Now every time you think "I am tired of this condition and do not purpose living in it; I shall better it," you are making a suggestion to yourself. Constantly repeating this class of thought will make you over until you will eventually send forth a constant stream of forceful enthusiasm. Your face will brighten; your step become elastic, vigorous and hopeful; the entire character become changed into a man of action, mental not physical. Plans for pushing your business will suggest themselves and life will take on a new aspect. Repeating the words courage and confidence will make you able and willing to undertake things which before appalled you.

Again referring to the different results obtained by bodily efforts and mind's attractive powers, there was a splendid illustration in the cases of two Iowa farmers who came under my observation. The one started in life with seventy dollars, the gift of his father. What can one do with seventy dollars? Why, bank it and go to work for some one. That was the decision his mind brought him. Its condition produced that thought, chemicalization. So he found employment, and, being vigorous, active and ambitious, received his board and twenty-two dollars per month, which he carefully hoarded. After some eight years of worse than slavery he saved enough to start himself as an independent farmer on a rented farm, and at last owned the farm.

His was entirely a case of striving after results through bodily efforts and he was successful, but others got the best years of his life at a nominal wage. He failed in his duty to himself, was unjust to himself, gave his force away, made money for others. He had no right to so misuse his energy; it was a God-given force to provide for his dependent ones. We are very apt to howl down the wealthy man as an autocrat and censure him for his success, but if we must blame anyone we should rather condemn the men who work for him, giving him part of their earnings when they should have all.

But, you say, some can do better by working for others than they can for themselves. I doubt it, or, if they can, the fault lies in their lack of wisdom to plan, courage and self-reliance to carry out. John G. Saxe wrote: -

Fools will be fools as certain as fate,

Men of wisdom, make them your tools;

That, only that, is the use of fools."

It contains a large element of truth, yet their foolishness scarcely exceeds our own, since we give our assistance and sympathy to their cowardly whines of poverty, hard luck, etc. Let them devote as much strength to some work, any work, as they do to getting sympathy and help and they would be able to care for themselves.

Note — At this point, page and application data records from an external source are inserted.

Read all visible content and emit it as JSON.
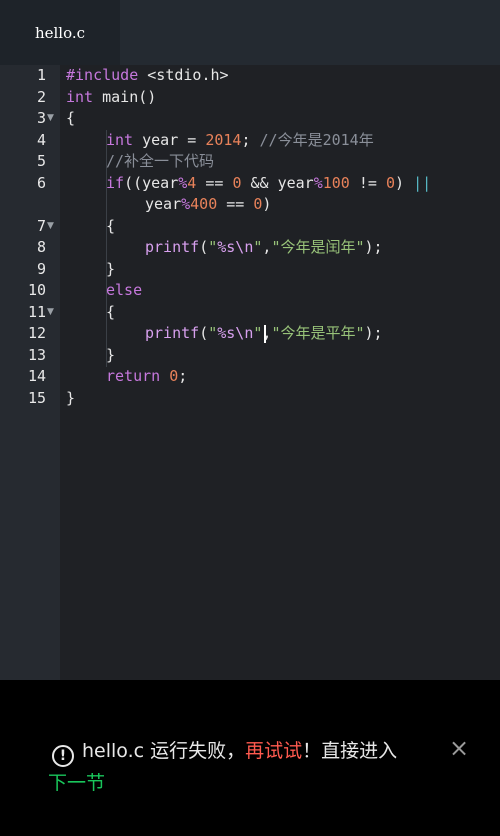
{
  "tab": {
    "label": "hello.c"
  },
  "editor": {
    "line_numbers": [
      "1",
      "2",
      "3",
      "4",
      "5",
      "6",
      "7",
      "8",
      "9",
      "10",
      "11",
      "12",
      "13",
      "14",
      "15"
    ],
    "code": {
      "l1": {
        "kw": "#include",
        "rest": " <stdio.h>"
      },
      "l2": {
        "kw": "int",
        "rest": " main()"
      },
      "l3": {
        "brace": "{"
      },
      "l4": {
        "kw": "int",
        "a": " year = ",
        "num": "2014",
        "b": "; ",
        "cmt": "//今年是2014年"
      },
      "l5": {
        "cmt": "//补全一下代码"
      },
      "l6": {
        "kw": "if",
        "a": "((year",
        "op1": "%",
        "n1": "4",
        "b": " == ",
        "n2": "0",
        "c": " && year",
        "op2": "%",
        "n3": "100",
        "d": " != ",
        "n4": "0",
        "e": ") ",
        "op3": "||"
      },
      "l6b": {
        "a": "year",
        "op": "%",
        "n1": "400",
        "b": " == ",
        "n2": "0",
        "c": ")"
      },
      "l7": {
        "brace": "{"
      },
      "l8": {
        "fn": "printf",
        "a": "(",
        "s1": "\"",
        "esc": "%s\\n",
        "s2": "\"",
        "b": ",",
        "s3": "\"今年是闰年\"",
        "c": ");"
      },
      "l9": {
        "brace": "}"
      },
      "l10": {
        "kw": "else"
      },
      "l11": {
        "brace": "{"
      },
      "l12": {
        "fn": "printf",
        "a": "(",
        "s1": "\"",
        "esc1": "%s\\n",
        "s2": "\"",
        "b": ",",
        "s3": "\"今年是平年\"",
        "c": ");"
      },
      "l13": {
        "brace": "}"
      },
      "l14": {
        "kw": "return",
        "num": " 0",
        "b": ";"
      },
      "l15": {
        "brace": "}"
      }
    }
  },
  "toast": {
    "icon": "alert-circle-icon",
    "message": "hello.c 运行失败，",
    "retry_label": "再试试",
    "after_retry": "！直接进入",
    "next_label": "下一节",
    "close_icon": "close-icon"
  },
  "colors": {
    "retry": "#ff5a4f",
    "next": "#19c55b",
    "keyword": "#c678dd",
    "number": "#e8825a",
    "string": "#98c379",
    "comment": "#8a8f99"
  }
}
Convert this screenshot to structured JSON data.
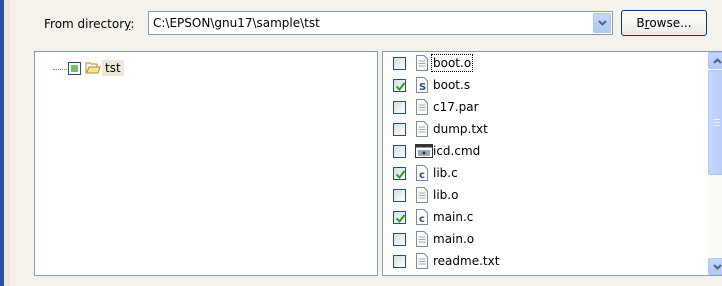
{
  "header": {
    "directory_label_prefix": "From director",
    "directory_label_mnemonic": "y",
    "directory_label_suffix": ":",
    "directory_value": "C:\\EPSON\\gnu17\\sample\\tst",
    "browse_prefix": "B",
    "browse_mnemonic": "r",
    "browse_suffix": "owse..."
  },
  "tree": {
    "root_label": "tst",
    "root_state": "partial"
  },
  "files": [
    {
      "name": "boot.o",
      "checked": false,
      "icon": "file-icon",
      "focused": true
    },
    {
      "name": "boot.s",
      "checked": true,
      "icon": "asm-source-icon"
    },
    {
      "name": "c17.par",
      "checked": false,
      "icon": "file-icon"
    },
    {
      "name": "dump.txt",
      "checked": false,
      "icon": "file-icon"
    },
    {
      "name": "icd.cmd",
      "checked": false,
      "icon": "cmd-window-icon"
    },
    {
      "name": "lib.c",
      "checked": true,
      "icon": "c-source-icon"
    },
    {
      "name": "lib.o",
      "checked": false,
      "icon": "file-icon"
    },
    {
      "name": "main.c",
      "checked": true,
      "icon": "c-source-icon"
    },
    {
      "name": "main.o",
      "checked": false,
      "icon": "file-icon"
    },
    {
      "name": "readme.txt",
      "checked": false,
      "icon": "file-icon"
    }
  ],
  "colors": {
    "check_green": "#21a121",
    "xp_blue_accent": "#2a4fa8"
  }
}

My hand is always in my pocket dragging out the dollars for some imbecile who is too cowardly craven to face the world standing on his own feet; and, if one spends time explaining these things to him, he whines, "I can't." Oh, yes, I'm a good fellow all right, and, as a result, am the vat into which hundreds dump their woes. I return thanks daily. That, when in the past I have tried the dumping process, some stony-hearted old businessman has figuratively kicked me out and on to my feet. It is making a man of me. Going up against the real thing is a developer all right (slang is so expressive). Oh, if you must come, tell your woes, get advice and go away with the expression, "I feel so much better after talking to you; my burdens are lighter," why come along, we will brace you up.

But let us go back and finish the history of our farmers.

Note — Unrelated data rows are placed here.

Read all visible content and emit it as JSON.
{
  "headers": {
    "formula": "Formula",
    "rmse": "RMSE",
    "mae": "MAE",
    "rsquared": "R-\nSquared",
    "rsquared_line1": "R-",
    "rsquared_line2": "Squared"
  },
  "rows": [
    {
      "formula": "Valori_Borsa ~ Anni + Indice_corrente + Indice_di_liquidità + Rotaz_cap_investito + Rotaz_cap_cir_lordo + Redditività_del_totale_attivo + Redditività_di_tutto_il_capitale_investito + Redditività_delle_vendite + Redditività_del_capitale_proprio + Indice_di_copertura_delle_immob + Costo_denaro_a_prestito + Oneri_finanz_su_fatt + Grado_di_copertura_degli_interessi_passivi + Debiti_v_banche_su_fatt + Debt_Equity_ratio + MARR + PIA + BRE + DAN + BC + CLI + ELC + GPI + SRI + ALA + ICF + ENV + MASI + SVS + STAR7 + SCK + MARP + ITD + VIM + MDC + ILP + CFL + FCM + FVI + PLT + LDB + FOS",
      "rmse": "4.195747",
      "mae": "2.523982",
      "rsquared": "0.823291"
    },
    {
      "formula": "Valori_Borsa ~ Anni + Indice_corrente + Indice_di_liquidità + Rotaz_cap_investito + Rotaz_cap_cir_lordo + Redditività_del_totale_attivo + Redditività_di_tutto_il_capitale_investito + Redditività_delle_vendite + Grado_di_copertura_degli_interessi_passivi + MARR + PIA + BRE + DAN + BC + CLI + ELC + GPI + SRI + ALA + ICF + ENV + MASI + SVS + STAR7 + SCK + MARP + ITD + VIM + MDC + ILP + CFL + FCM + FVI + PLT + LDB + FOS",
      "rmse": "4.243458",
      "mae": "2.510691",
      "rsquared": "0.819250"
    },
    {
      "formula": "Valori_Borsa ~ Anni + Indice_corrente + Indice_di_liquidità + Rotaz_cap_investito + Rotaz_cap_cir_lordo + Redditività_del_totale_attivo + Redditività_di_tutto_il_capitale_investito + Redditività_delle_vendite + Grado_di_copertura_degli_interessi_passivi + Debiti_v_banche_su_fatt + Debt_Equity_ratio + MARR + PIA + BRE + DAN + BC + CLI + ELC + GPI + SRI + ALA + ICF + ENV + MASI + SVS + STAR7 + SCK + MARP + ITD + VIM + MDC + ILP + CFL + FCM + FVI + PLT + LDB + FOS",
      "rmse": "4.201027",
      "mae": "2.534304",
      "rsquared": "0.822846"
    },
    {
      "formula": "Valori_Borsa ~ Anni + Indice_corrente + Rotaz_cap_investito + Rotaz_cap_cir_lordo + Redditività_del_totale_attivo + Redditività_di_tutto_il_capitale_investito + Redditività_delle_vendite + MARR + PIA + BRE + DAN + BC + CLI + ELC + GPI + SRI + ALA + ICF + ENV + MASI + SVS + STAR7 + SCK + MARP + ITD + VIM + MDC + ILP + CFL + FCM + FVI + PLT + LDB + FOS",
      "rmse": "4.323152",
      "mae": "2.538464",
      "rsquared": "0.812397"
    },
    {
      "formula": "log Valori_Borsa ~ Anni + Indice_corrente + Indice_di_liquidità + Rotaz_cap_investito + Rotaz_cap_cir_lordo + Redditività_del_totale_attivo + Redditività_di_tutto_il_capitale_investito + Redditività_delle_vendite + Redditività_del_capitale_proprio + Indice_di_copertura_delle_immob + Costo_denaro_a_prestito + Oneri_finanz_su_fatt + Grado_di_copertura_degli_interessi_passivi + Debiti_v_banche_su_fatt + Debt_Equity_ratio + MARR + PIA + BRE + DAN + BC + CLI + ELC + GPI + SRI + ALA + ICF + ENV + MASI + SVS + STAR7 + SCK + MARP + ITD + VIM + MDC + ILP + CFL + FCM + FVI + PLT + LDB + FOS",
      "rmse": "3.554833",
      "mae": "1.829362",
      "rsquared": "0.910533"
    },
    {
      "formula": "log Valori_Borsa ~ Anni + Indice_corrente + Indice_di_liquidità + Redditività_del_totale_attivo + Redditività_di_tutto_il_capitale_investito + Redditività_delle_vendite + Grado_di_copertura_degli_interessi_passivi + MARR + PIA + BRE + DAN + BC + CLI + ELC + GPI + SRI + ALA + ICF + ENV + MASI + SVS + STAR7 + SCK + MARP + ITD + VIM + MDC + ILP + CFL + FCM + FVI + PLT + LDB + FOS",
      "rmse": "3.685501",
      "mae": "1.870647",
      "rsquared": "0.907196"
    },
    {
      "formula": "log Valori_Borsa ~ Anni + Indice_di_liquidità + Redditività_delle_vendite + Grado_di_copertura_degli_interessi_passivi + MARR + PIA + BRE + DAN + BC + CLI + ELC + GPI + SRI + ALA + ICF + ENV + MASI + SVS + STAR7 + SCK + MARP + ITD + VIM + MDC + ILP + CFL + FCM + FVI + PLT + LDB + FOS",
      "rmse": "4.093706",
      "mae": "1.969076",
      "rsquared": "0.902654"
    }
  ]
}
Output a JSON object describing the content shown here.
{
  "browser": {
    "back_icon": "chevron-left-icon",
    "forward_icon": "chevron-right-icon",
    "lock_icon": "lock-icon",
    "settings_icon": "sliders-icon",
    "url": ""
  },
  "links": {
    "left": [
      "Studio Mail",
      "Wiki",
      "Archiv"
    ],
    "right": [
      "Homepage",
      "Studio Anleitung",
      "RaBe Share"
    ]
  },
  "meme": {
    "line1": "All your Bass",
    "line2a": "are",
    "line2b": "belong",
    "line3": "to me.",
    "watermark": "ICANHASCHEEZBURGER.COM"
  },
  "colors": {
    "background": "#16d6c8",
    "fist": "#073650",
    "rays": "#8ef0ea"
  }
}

The second man in mind had thirty dollars as his portion. He bought a team of poor old horses, paying a part thereon, and pre-empted some land. He raised his own crop, and in ten years was worth fifty thousand dollars - more than enough. It never occurred to him to go to work for another. His mind was incapable of receiving that class of thought. He relied on himself and asked no favors. Both were equally successful, having accomplished their object, yet what a trifle the one had as compared to the other.

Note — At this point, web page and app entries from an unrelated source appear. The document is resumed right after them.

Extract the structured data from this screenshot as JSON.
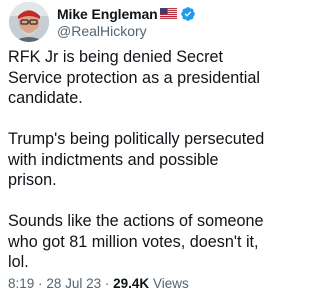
{
  "author": {
    "display_name": "Mike Engleman",
    "handle": "@RealHickory"
  },
  "icons": {
    "flag": "us-flag-emoji",
    "verified": "verified-badge-icon",
    "avatar": "profile-avatar"
  },
  "colors": {
    "verified_blue": "#1d9bf0",
    "secondary_text": "#536471",
    "primary_text": "#0f1419"
  },
  "tweet": {
    "paragraphs": [
      "RFK Jr is being denied Secret Service protection as a presidential candidate.",
      "Trump's being politically persecuted with indictments and possible prison.",
      "Sounds like the actions of someone who got 81 million votes, doesn't it, lol."
    ]
  },
  "meta": {
    "time": "8:19",
    "separator": "·",
    "date": "28 Jul 23",
    "views_count": "29.4K",
    "views_label": "Views"
  }
}
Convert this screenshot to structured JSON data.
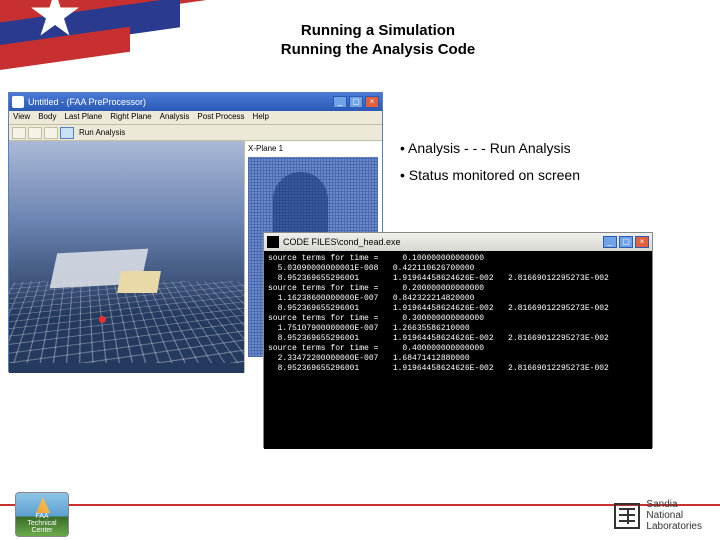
{
  "banner": {},
  "title": {
    "line1": "Running a Simulation",
    "line2": "Running the Analysis Code"
  },
  "bullets": {
    "item1": "Analysis - - - Run Analysis",
    "item2": "Status monitored on screen"
  },
  "app": {
    "title": "Untitled - (FAA PreProcessor)",
    "menu": {
      "m0": "View",
      "m1": "Body",
      "m2": "Last Plane",
      "m3": "Right Plane",
      "m4": "Analysis",
      "m5": "Post Process",
      "m6": "Help"
    },
    "toolbar_text": "Run Analysis",
    "panel_title": "X-Plane 1"
  },
  "console": {
    "title": "CODE FILES\\cond_head.exe",
    "text": "source terms for time =     0.100000000000000\n  5.03090000000001E-008   0.422110626700000\n  8.952369655296001       1.91964458624626E-002   2.81669012295273E-002\nsource terms for time =     0.200000000000000\n  1.16238600000000E-007   0.842322214820000\n  8.952369655296001       1.91964458624626E-002   2.81669012295273E-002\nsource terms for time =     0.300000000000000\n  1.75107900000000E-007   1.26635586210000\n  8.952369655296001       1.91964458624626E-002   2.81669012295273E-002\nsource terms for time =     0.400000000000000\n  2.33472200000000E-007   1.68471412880000\n  8.952369655296001       1.91964458624626E-002   2.81669012295273E-002\n"
  },
  "logos": {
    "faa_l1": "FAA",
    "faa_l2": "Technical",
    "faa_l3": "Center",
    "sandia_l1": "Sandia",
    "sandia_l2": "National",
    "sandia_l3": "Laboratories"
  }
}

Now this talk about it being the fate of the one to have to struggle, etc., is all rot. The fate lies in one's own mind. We personally know that the mental faculties can be developed until one sees everything from a different viewpoint. Things look different. Success looks easy instead of that impossible thing we have heretofore longed for. Start the suggestions.

Things on which we depend seldom meet out expectations. Success comes quietly, gently.